Faced with that possibility, Edmund Zagorski in November 2018 became only the second Tennessee inmate since 1960 to opt for the electric chair. His electrocution, and the following two, seemed to be carried out without problems. But when Lee Hall was electrocuted in December 2019, witnesses said they saw a small plume of white smoke above the right side of his head. A Tennessee Department of Correction spokeswoman later said it was “steam, and not smoke, as a result of the liquid and heat.” An autopsy has not yet been completed.
The electric chair began to fall out of favor in the 1990s after witnesses reported smoke and flames shooting from the head of a condemned inmate in Florida. A U.S. Supreme Court challenge was dropped after the state switched to lethal injection, but state courts in Georgia and Nebraska have declared the electric chair unconstitutional. No state currently uses the electric chair as its main execution method. Virginia is the only state apart from Tennessee to use the chair this decade and hasn’t done so since 2013.
Sutton was sentenced to death in 1985 for stabbing fellow inmate Carl Estep after a confrontation over a drug deal. Sutton was 23 at the time and imprisoned for killing his grandmother when he was 18. He had also been convicted of murdering two men in North Carolina when he was 18.
In a clemency petition sent last week to Tennessee Gov. Bill Lee, Sutton’s attorneys argue Sutton transformed himself in prison from a killer to someone who saved the lives of prison employees and fellow inmates.

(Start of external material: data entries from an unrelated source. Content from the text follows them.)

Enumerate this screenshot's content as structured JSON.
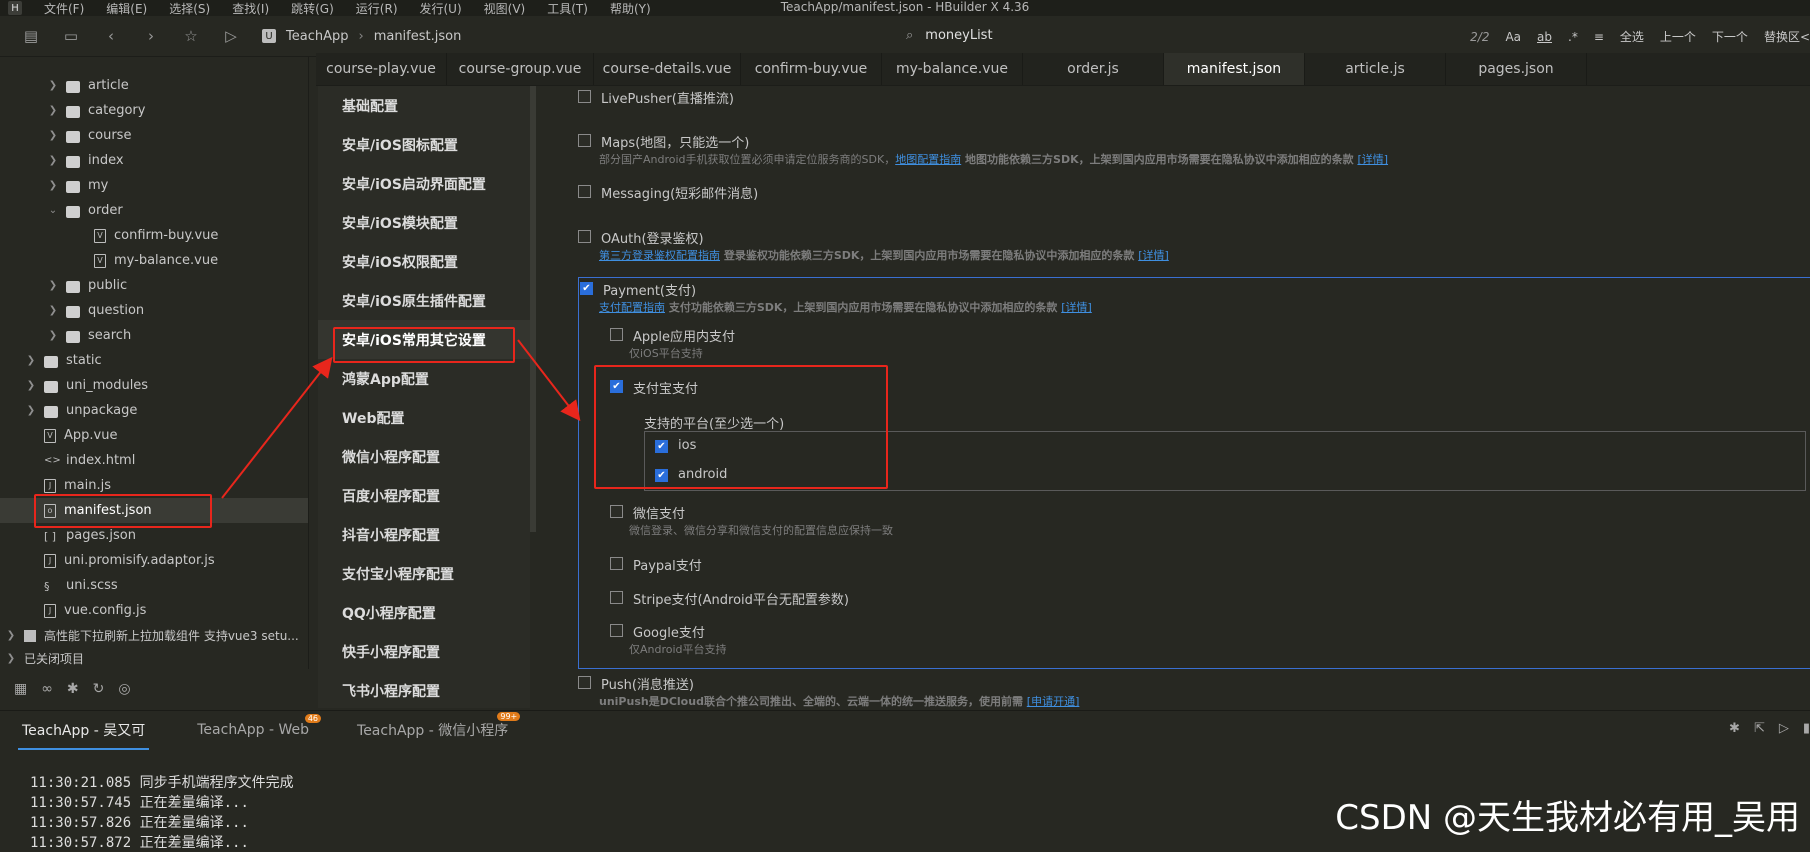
{
  "window": {
    "title": "TeachApp/manifest.json - HBuilder X 4.36",
    "menu": [
      "文件(F)",
      "编辑(E)",
      "选择(S)",
      "查找(I)",
      "跳转(G)",
      "运行(R)",
      "发行(U)",
      "视图(V)",
      "工具(T)",
      "帮助(Y)"
    ]
  },
  "toolbar": {
    "breadcrumb_project": "TeachApp",
    "breadcrumb_file": "manifest.json",
    "search_text": "moneyList",
    "match_count": "2/2",
    "case_label": "Aa",
    "word_label": "ab",
    "regex_label": ".*",
    "select_all": "全选",
    "prev": "上一个",
    "next": "下一个",
    "replace": "替换区<"
  },
  "sidebar": {
    "items": [
      {
        "label": "article",
        "type": "folder"
      },
      {
        "label": "category",
        "type": "folder"
      },
      {
        "label": "course",
        "type": "folder"
      },
      {
        "label": "index",
        "type": "folder"
      },
      {
        "label": "my",
        "type": "folder"
      },
      {
        "label": "order",
        "type": "folder"
      },
      {
        "label": "confirm-buy.vue",
        "type": "file"
      },
      {
        "label": "my-balance.vue",
        "type": "file"
      },
      {
        "label": "public",
        "type": "folder"
      },
      {
        "label": "question",
        "type": "folder"
      },
      {
        "label": "search",
        "type": "folder"
      },
      {
        "label": "static",
        "type": "folder"
      },
      {
        "label": "uni_modules",
        "type": "folder"
      },
      {
        "label": "unpackage",
        "type": "folder"
      },
      {
        "label": "App.vue",
        "type": "file"
      },
      {
        "label": "index.html",
        "type": "file"
      },
      {
        "label": "main.js",
        "type": "file"
      },
      {
        "label": "manifest.json",
        "type": "file"
      },
      {
        "label": "pages.json",
        "type": "file"
      },
      {
        "label": "uni.promisify.adaptor.js",
        "type": "file"
      },
      {
        "label": "uni.scss",
        "type": "file"
      },
      {
        "label": "vue.config.js",
        "type": "file"
      },
      {
        "label": "高性能下拉刷新上拉加载组件 支持vue3 setu...",
        "type": "project"
      },
      {
        "label": "已关闭项目",
        "type": "group"
      }
    ]
  },
  "tabs": [
    "course-play.vue",
    "course-group.vue",
    "course-details.vue",
    "confirm-buy.vue",
    "my-balance.vue",
    "order.js",
    "manifest.json",
    "article.js",
    "pages.json"
  ],
  "active_tab": "manifest.json",
  "settings_nav": [
    "基础配置",
    "安卓/iOS图标配置",
    "安卓/iOS启动界面配置",
    "安卓/iOS模块配置",
    "安卓/iOS权限配置",
    "安卓/iOS原生插件配置",
    "安卓/iOS常用其它设置",
    "鸿蒙App配置",
    "Web配置",
    "微信小程序配置",
    "百度小程序配置",
    "抖音小程序配置",
    "支付宝小程序配置",
    "QQ小程序配置",
    "快手小程序配置",
    "飞书小程序配置"
  ],
  "modules": {
    "livepusher": "LivePusher(直播推流)",
    "maps": "Maps(地图，只能选一个)",
    "maps_desc": "部分国产Android手机获取位置必须申请定位服务商的SDK，",
    "maps_link": "地图配置指南",
    "maps_desc2": " 地图功能依赖三方SDK，上架到国内应用市场需要在隐私协议中添加相应的条款 ",
    "maps_detail": "[详情]",
    "messaging": "Messaging(短彩邮件消息)",
    "oauth": "OAuth(登录鉴权)",
    "oauth_link": "第三方登录鉴权配置指南",
    "oauth_desc": " 登录鉴权功能依赖三方SDK，上架到国内应用市场需要在隐私协议中添加相应的条款 ",
    "oauth_detail": "[详情]",
    "payment": "Payment(支付)",
    "payment_link": "支付配置指南",
    "payment_desc": " 支付功能依赖三方SDK，上架到国内应用市场需要在隐私协议中添加相应的条款 ",
    "payment_detail": "[详情]",
    "apple_pay": "Apple应用内支付",
    "apple_pay_desc": "仅iOS平台支持",
    "alipay": "支付宝支付",
    "platform_label": "支持的平台(至少选一个)",
    "ios": "ios",
    "android": "android",
    "wechat_pay": "微信支付",
    "wechat_pay_desc": "微信登录、微信分享和微信支付的配置信息应保持一致",
    "paypal": "Paypal支付",
    "stripe": "Stripe支付(Android平台无配置参数)",
    "google_pay": "Google支付",
    "google_pay_desc": "仅Android平台支持",
    "push": "Push(消息推送)",
    "push_desc": "uniPush是DCloud联合个推公司推出、全端的、云端一体的统一推送服务，使用前需 ",
    "push_link": "[申请开通]"
  },
  "console": {
    "tabs": [
      "TeachApp - 吴又可",
      "TeachApp - Web",
      "TeachApp - 微信小程序"
    ],
    "badge_web": "46",
    "badge_wx": "99+",
    "logs": [
      {
        "time": "11:30:21.085",
        "msg": "同步手机端程序文件完成"
      },
      {
        "time": "11:30:57.745",
        "msg": "正在差量编译..."
      },
      {
        "time": "11:30:57.826",
        "msg": "正在差量编译..."
      },
      {
        "time": "11:30:57.872",
        "msg": "正在差量编译..."
      }
    ]
  },
  "watermark": "CSDN @天生我材必有用_吴用",
  "colors": {
    "accent": "#2a6edb",
    "annotation_red": "#e8261c",
    "background": "#272822"
  }
}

Lee has not said how he will respond to the petition.
The Associated Press contributed to this article